At a telephonic hearing held on April 20, Judge Elias considered arguments by LPI and the San Diego District Attorney’s office about the need for Dorotik to be released. The court granted LPI’s request and ordered her to be released immediately on her own recognizance.

“A lot of people are in the same position as Jane Dorotik, which is why we felt it was important to bring the issue of the suspension of the writ of habeas corpus to the attention of the Court of Appeal,” said LPI staff attorney Michael Petersen, who helped write the writ bringing the suspension of the writ matter to the court’s attention. 
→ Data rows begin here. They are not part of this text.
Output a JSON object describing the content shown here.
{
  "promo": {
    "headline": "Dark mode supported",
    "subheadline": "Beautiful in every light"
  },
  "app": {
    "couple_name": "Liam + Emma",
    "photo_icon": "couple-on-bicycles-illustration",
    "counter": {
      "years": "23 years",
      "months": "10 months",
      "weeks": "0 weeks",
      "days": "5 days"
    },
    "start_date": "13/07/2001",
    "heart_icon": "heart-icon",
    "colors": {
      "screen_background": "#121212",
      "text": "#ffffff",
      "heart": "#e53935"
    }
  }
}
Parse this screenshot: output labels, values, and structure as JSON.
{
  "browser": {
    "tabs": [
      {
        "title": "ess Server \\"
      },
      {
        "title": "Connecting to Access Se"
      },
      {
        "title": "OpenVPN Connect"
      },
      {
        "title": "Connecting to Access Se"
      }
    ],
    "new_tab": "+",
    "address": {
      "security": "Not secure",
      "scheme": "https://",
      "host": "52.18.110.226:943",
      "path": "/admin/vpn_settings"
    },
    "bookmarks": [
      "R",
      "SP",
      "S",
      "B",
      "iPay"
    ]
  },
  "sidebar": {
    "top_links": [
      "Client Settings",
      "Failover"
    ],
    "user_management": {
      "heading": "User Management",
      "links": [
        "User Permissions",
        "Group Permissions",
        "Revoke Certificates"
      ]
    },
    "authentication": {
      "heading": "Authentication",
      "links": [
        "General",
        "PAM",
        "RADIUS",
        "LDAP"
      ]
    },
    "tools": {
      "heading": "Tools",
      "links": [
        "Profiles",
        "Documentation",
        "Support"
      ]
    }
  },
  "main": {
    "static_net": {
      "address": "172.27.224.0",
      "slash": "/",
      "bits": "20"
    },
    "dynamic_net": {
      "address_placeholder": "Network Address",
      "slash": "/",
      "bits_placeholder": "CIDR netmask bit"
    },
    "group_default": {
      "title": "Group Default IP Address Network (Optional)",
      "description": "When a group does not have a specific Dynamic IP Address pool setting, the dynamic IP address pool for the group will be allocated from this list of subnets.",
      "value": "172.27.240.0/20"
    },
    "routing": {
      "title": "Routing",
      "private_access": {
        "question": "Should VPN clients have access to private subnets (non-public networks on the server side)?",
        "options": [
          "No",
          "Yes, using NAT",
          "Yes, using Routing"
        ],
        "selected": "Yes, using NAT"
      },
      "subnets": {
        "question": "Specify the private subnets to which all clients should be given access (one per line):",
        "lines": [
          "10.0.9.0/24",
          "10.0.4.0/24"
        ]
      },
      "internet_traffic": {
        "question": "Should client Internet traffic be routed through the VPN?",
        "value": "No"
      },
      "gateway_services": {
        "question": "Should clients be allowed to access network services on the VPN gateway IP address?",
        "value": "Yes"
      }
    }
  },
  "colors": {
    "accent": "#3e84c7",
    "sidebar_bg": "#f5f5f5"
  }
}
The Project for the Innocent (LPI) pursues claims of actual innocence on behalf of those wrongfully convicted of crimes. Students work under the supervision of founder Laurie Levenson, David W. Burcham Professor of Ethical Advocacy; Legal Director Paula Mitchell; Program Director Adam Grant and other supervising attorneys. Since 2011, the LPI has secured the release of 10 clients seeking justice after wrongful convictions. They include Michael Tirpak (2019 release after 25 years in prison); Maria Mendez (2018 release after 11 years in prison); Jaime Ponce (2017 release after 19 years in prison); Marco Contreras (2017 release after 20 years in prison); Andrew Leander Wilson (2017 release after 32 years in prison), Kash Delano Register (2013 release after 34 years in prison), and Obie Anthony (2011 release after 17 years in prison). Learn more at www.lls.edu/ProjectfortheInnocent.